*** Opening of INFORMATION ***

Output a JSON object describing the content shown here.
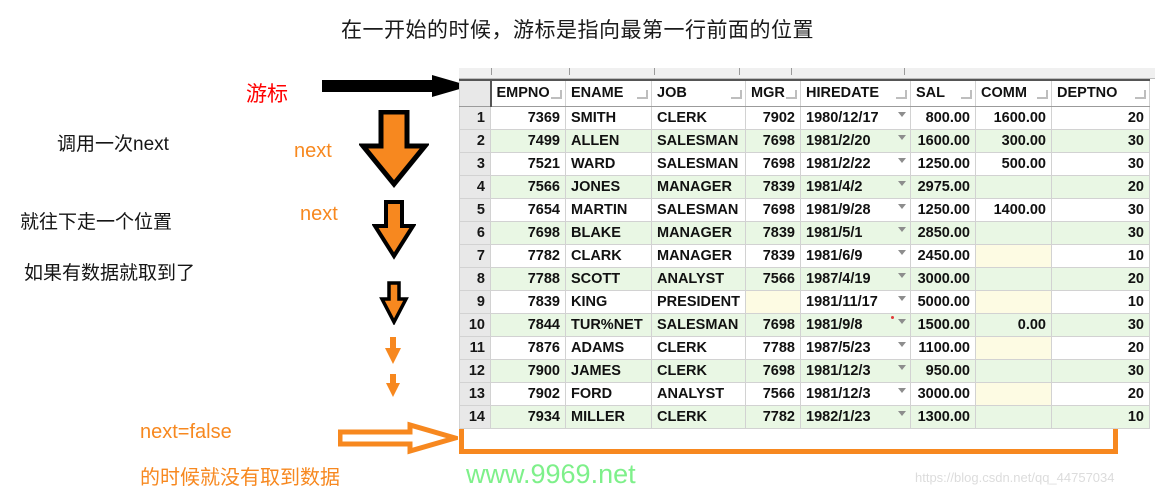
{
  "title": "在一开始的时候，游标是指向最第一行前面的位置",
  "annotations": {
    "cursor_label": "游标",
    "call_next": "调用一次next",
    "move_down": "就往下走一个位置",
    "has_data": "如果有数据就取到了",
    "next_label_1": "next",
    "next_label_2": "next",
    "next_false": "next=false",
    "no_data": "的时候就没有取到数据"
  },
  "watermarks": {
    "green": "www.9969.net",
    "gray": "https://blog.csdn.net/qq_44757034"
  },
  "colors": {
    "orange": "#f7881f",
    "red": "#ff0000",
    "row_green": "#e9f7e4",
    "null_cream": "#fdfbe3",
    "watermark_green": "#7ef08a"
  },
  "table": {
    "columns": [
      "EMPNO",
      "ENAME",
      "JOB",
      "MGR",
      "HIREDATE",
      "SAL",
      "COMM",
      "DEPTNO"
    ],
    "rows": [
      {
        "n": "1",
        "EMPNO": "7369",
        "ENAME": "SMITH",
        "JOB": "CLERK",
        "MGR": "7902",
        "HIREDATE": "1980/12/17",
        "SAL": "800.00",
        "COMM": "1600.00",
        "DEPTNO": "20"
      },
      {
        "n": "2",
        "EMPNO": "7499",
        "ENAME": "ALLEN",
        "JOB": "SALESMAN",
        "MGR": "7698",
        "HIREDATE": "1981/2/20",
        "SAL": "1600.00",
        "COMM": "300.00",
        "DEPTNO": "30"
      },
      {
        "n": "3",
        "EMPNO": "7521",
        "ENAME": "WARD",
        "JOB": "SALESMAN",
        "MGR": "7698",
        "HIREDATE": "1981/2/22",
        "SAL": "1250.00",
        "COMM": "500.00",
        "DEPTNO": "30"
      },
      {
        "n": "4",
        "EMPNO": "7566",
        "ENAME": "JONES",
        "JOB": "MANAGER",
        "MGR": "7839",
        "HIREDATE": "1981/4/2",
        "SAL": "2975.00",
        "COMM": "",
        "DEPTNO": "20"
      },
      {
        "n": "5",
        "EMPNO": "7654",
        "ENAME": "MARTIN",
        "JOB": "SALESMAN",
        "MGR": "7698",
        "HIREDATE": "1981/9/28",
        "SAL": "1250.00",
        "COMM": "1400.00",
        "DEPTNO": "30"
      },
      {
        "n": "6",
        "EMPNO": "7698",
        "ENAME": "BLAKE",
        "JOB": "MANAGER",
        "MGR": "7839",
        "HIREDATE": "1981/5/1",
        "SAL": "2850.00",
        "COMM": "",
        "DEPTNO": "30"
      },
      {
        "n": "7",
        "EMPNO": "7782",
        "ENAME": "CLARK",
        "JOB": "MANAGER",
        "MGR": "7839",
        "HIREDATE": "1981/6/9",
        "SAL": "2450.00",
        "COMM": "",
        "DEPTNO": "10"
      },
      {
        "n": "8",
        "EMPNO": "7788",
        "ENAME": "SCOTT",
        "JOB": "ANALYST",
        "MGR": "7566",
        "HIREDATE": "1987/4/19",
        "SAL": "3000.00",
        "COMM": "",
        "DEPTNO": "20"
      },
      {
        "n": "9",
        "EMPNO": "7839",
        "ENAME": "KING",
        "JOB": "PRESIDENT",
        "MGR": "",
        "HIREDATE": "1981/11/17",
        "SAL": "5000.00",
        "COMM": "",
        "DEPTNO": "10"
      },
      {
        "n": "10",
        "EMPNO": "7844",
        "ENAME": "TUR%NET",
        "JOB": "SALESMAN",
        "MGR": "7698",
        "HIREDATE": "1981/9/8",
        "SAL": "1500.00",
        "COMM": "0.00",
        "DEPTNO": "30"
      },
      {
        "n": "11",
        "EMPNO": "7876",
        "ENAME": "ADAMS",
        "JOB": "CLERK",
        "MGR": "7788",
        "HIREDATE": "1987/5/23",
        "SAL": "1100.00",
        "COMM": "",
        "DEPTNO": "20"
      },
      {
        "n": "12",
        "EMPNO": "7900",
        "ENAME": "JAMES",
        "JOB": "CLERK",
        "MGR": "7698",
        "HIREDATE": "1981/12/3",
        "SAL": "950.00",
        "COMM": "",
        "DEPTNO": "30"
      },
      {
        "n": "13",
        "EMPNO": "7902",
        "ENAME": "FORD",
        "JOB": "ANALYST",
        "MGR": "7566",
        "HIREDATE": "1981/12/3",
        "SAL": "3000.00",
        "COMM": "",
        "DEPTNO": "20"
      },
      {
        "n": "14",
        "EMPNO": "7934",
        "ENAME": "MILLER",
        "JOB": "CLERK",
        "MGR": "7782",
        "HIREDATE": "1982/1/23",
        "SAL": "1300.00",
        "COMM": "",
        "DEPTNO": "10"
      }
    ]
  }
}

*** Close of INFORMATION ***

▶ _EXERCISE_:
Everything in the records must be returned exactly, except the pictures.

▶ _RESULT BELOW_:
Output a JSON object describing the content shown here.
{
  "title": "在一开始的时候，游标是指向最第一行前面的位置",
  "annotations": {
    "cursor_label": "游标",
    "call_next": "调用一次next",
    "move_down": "就往下走一个位置",
    "has_data": "如果有数据就取到了",
    "next_label_1": "next",
    "next_label_2": "next",
    "next_false": "next=false",
    "no_data": "的时候就没有取到数据"
  },
  "watermarks": {
    "green": "www.9969.net",
    "gray": "https://blog.csdn.net/qq_44757034"
  },
  "colors": {
    "orange": "#f7881f",
    "red": "#ff0000",
    "row_green": "#e9f7e4",
    "null_cream": "#fdfbe3",
    "watermark_green": "#7ef08a"
  },
  "table": {
    "columns": [
      "EMPNO",
      "ENAME",
      "JOB",
      "MGR",
      "HIREDATE",
      "SAL",
      "COMM",
      "DEPTNO"
    ],
    "rows": [
      {
        "n": "1",
        "EMPNO": "7369",
        "ENAME": "SMITH",
        "JOB": "CLERK",
        "MGR": "7902",
        "HIREDATE": "1980/12/17",
        "SAL": "800.00",
        "COMM": "1600.00",
        "DEPTNO": "20"
      },
      {
        "n": "2",
        "EMPNO": "7499",
        "ENAME": "ALLEN",
        "JOB": "SALESMAN",
        "MGR": "7698",
        "HIREDATE": "1981/2/20",
        "SAL": "1600.00",
        "COMM": "300.00",
        "DEPTNO": "30"
      },
      {
        "n": "3",
        "EMPNO": "7521",
        "ENAME": "WARD",
        "JOB": "SALESMAN",
        "MGR": "7698",
        "HIREDATE": "1981/2/22",
        "SAL": "1250.00",
        "COMM": "500.00",
        "DEPTNO": "30"
      },
      {
        "n": "4",
        "EMPNO": "7566",
        "ENAME": "JONES",
        "JOB": "MANAGER",
        "MGR": "7839",
        "HIREDATE": "1981/4/2",
        "SAL": "2975.00",
        "COMM": "",
        "DEPTNO": "20"
      },
      {
        "n": "5",
        "EMPNO": "7654",
        "ENAME": "MARTIN",
        "JOB": "SALESMAN",
        "MGR": "7698",
        "HIREDATE": "1981/9/28",
        "SAL": "1250.00",
        "COMM": "1400.00",
        "DEPTNO": "30"
      },
      {
        "n": "6",
        "EMPNO": "7698",
        "ENAME": "BLAKE",
        "JOB": "MANAGER",
        "MGR": "7839",
        "HIREDATE": "1981/5/1",
        "SAL": "2850.00",
        "COMM": "",
        "DEPTNO": "30"
      },
      {
        "n": "7",
        "EMPNO": "7782",
        "ENAME": "CLARK",
        "JOB": "MANAGER",
        "MGR": "7839",
        "HIREDATE": "1981/6/9",
        "SAL": "2450.00",
        "COMM": "",
        "DEPTNO": "10"
      },
      {
        "n": "8",
        "EMPNO": "7788",
        "ENAME": "SCOTT",
        "JOB": "ANALYST",
        "MGR": "7566",
        "HIREDATE": "1987/4/19",
        "SAL": "3000.00",
        "COMM": "",
        "DEPTNO": "20"
      },
      {
        "n": "9",
        "EMPNO": "7839",
        "ENAME": "KING",
        "JOB": "PRESIDENT",
        "MGR": "",
        "HIREDATE": "1981/11/17",
        "SAL": "5000.00",
        "COMM": "",
        "DEPTNO": "10"
      },
      {
        "n": "10",
        "EMPNO": "7844",
        "ENAME": "TUR%NET",
        "JOB": "SALESMAN",
        "MGR": "7698",
        "HIREDATE": "1981/9/8",
        "SAL": "1500.00",
        "COMM": "0.00",
        "DEPTNO": "30"
      },
      {
        "n": "11",
        "EMPNO": "7876",
        "ENAME": "ADAMS",
        "JOB": "CLERK",
        "MGR": "7788",
        "HIREDATE": "1987/5/23",
        "SAL": "1100.00",
        "COMM": "",
        "DEPTNO": "20"
      },
      {
        "n": "12",
        "EMPNO": "7900",
        "ENAME": "JAMES",
        "JOB": "CLERK",
        "MGR": "7698",
        "HIREDATE": "1981/12/3",
        "SAL": "950.00",
        "COMM": "",
        "DEPTNO": "30"
      },
      {
        "n": "13",
        "EMPNO": "7902",
        "ENAME": "FORD",
        "JOB": "ANALYST",
        "MGR": "7566",
        "HIREDATE": "1981/12/3",
        "SAL": "3000.00",
        "COMM": "",
        "DEPTNO": "20"
      },
      {
        "n": "14",
        "EMPNO": "7934",
        "ENAME": "MILLER",
        "JOB": "CLERK",
        "MGR": "7782",
        "HIREDATE": "1982/1/23",
        "SAL": "1300.00",
        "COMM": "",
        "DEPTNO": "10"
      }
    ]
  }
}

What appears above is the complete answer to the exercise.